EXERCISE BRIEF: All the entries that follow are to be returned exactly.

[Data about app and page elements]
◇ ◇ ◇ ◇ ◇ ◇ ◇
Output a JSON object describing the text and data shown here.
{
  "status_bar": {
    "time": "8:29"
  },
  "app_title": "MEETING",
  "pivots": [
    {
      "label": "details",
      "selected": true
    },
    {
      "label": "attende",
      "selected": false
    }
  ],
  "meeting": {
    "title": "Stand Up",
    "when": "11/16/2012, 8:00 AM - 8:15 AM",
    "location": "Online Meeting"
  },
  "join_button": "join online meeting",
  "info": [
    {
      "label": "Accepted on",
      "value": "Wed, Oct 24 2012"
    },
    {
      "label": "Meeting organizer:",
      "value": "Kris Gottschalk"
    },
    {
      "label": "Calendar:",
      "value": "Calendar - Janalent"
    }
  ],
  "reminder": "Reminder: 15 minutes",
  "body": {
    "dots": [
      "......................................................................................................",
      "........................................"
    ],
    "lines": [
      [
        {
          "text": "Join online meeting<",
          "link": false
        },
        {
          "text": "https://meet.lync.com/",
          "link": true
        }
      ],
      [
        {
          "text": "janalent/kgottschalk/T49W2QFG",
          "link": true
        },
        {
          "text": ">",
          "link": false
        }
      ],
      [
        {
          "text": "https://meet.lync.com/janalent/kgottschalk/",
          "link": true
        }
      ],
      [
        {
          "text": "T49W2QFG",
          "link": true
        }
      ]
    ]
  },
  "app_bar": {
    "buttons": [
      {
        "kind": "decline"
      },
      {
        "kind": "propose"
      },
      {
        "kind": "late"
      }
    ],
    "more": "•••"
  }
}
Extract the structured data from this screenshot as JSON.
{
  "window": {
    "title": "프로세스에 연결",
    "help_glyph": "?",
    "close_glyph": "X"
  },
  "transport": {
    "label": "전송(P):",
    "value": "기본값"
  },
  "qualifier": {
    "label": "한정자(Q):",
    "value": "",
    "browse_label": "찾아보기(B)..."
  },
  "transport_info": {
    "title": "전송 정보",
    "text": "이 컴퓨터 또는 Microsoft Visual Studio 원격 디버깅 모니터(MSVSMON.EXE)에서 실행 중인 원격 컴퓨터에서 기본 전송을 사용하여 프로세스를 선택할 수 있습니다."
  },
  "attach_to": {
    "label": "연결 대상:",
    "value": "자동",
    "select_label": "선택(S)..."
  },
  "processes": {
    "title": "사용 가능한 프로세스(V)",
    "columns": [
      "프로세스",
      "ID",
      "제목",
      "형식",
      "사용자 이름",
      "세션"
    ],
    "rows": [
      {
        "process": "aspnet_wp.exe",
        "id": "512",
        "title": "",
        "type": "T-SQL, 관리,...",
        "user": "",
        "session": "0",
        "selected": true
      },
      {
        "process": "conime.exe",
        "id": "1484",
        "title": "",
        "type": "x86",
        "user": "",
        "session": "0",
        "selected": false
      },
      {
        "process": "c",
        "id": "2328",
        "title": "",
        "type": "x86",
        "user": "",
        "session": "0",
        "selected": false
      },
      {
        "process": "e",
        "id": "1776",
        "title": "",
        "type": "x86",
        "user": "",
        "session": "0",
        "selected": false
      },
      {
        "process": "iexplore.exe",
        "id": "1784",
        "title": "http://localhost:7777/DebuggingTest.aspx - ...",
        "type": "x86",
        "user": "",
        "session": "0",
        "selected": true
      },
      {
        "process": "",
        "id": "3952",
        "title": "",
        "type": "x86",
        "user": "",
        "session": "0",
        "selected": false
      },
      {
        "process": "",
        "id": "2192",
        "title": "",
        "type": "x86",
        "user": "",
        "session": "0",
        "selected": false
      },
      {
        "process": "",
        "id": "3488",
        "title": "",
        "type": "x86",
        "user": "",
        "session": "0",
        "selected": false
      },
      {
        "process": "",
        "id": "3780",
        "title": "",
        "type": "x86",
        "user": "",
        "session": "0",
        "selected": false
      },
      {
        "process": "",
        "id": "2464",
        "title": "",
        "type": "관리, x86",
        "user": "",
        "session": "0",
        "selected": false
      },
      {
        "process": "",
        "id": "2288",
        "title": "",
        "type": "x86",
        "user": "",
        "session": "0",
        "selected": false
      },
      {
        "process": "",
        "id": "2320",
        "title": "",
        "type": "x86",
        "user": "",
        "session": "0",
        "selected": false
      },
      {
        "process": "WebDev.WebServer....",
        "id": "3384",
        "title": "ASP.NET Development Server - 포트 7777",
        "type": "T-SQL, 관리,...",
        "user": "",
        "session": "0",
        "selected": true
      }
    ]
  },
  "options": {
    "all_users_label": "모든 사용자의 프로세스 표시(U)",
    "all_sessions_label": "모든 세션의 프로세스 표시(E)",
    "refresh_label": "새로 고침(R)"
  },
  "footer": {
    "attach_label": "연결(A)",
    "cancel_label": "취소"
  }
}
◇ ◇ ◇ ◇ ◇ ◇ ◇
RESULT OF THIS EXERCISE:
Output a JSON object describing the text and data shown here.
{
  "status_bar": {
    "time": "8:29"
  },
  "app_title": "MEETING",
  "pivots": [
    {
      "label": "details",
      "selected": true
    },
    {
      "label": "attende",
      "selected": false
    }
  ],
  "meeting": {
    "title": "Stand Up",
    "when": "11/16/2012, 8:00 AM - 8:15 AM",
    "location": "Online Meeting"
  },
  "join_button": "join online meeting",
  "info": [
    {
      "label": "Accepted on",
      "value": "Wed, Oct 24 2012"
    },
    {
      "label": "Meeting organizer:",
      "value": "Kris Gottschalk"
    },
    {
      "label": "Calendar:",
      "value": "Calendar - Janalent"
    }
  ],
  "reminder": "Reminder: 15 minutes",
  "body": {
    "dots": [
      "......................................................................................................",
      "........................................"
    ],
    "lines": [
      [
        {
          "text": "Join online meeting<",
          "link": false
        },
        {
          "text": "https://meet.lync.com/",
          "link": true
        }
      ],
      [
        {
          "text": "janalent/kgottschalk/T49W2QFG",
          "link": true
        },
        {
          "text": ">",
          "link": false
        }
      ],
      [
        {
          "text": "https://meet.lync.com/janalent/kgottschalk/",
          "link": true
        }
      ],
      [
        {
          "text": "T49W2QFG",
          "link": true
        }
      ]
    ]
  },
  "app_bar": {
    "buttons": [
      {
        "kind": "decline"
      },
      {
        "kind": "propose"
      },
      {
        "kind": "late"
      }
    ],
    "more": "•••"
  }
}
Extract the structured data from this screenshot as JSON.
{
  "window": {
    "title": "프로세스에 연결",
    "help_glyph": "?",
    "close_glyph": "X"
  },
  "transport": {
    "label": "전송(P):",
    "value": "기본값"
  },
  "qualifier": {
    "label": "한정자(Q):",
    "value": "",
    "browse_label": "찾아보기(B)..."
  },
  "transport_info": {
    "title": "전송 정보",
    "text": "이 컴퓨터 또는 Microsoft Visual Studio 원격 디버깅 모니터(MSVSMON.EXE)에서 실행 중인 원격 컴퓨터에서 기본 전송을 사용하여 프로세스를 선택할 수 있습니다."
  },
  "attach_to": {
    "label": "연결 대상:",
    "value": "자동",
    "select_label": "선택(S)..."
  },
  "processes": {
    "title": "사용 가능한 프로세스(V)",
    "columns": [
      "프로세스",
      "ID",
      "제목",
      "형식",
      "사용자 이름",
      "세션"
    ],
    "rows": [
      {
        "process": "aspnet_wp.exe",
        "id": "512",
        "title": "",
        "type": "T-SQL, 관리,...",
        "user": "",
        "session": "0",
        "selected": true
      },
      {
        "process": "conime.exe",
        "id": "1484",
        "title": "",
        "type": "x86",
        "user": "",
        "session": "0",
        "selected": false
      },
      {
        "process": "c",
        "id": "2328",
        "title": "",
        "type": "x86",
        "user": "",
        "session": "0",
        "selected": false
      },
      {
        "process": "e",
        "id": "1776",
        "title": "",
        "type": "x86",
        "user": "",
        "session": "0",
        "selected": false
      },
      {
        "process": "iexplore.exe",
        "id": "1784",
        "title": "http://localhost:7777/DebuggingTest.aspx - ...",
        "type": "x86",
        "user": "",
        "session": "0",
        "selected": true
      },
      {
        "process": "",
        "id": "3952",
        "title": "",
        "type": "x86",
        "user": "",
        "session": "0",
        "selected": false
      },
      {
        "process": "",
        "id": "2192",
        "title": "",
        "type": "x86",
        "user": "",
        "session": "0",
        "selected": false
      },
      {
        "process": "",
        "id": "3488",
        "title": "",
        "type": "x86",
        "user": "",
        "session": "0",
        "selected": false
      },
      {
        "process": "",
        "id": "3780",
        "title": "",
        "type": "x86",
        "user": "",
        "session": "0",
        "selected": false
      },
      {
        "process": "",
        "id": "2464",
        "title": "",
        "type": "관리, x86",
        "user": "",
        "session": "0",
        "selected": false
      },
      {
        "process": "",
        "id": "2288",
        "title": "",
        "type": "x86",
        "user": "",
        "session": "0",
        "selected": false
      },
      {
        "process": "",
        "id": "2320",
        "title": "",
        "type": "x86",
        "user": "",
        "session": "0",
        "selected": false
      },
      {
        "process": "WebDev.WebServer....",
        "id": "3384",
        "title": "ASP.NET Development Server - 포트 7777",
        "type": "T-SQL, 관리,...",
        "user": "",
        "session": "0",
        "selected": true
      }
    ]
  },
  "options": {
    "all_users_label": "모든 사용자의 프로세스 표시(U)",
    "all_sessions_label": "모든 세션의 프로세스 표시(E)",
    "refresh_label": "새로 고침(R)"
  },
  "footer": {
    "attach_label": "연결(A)",
    "cancel_label": "취소"
  }
}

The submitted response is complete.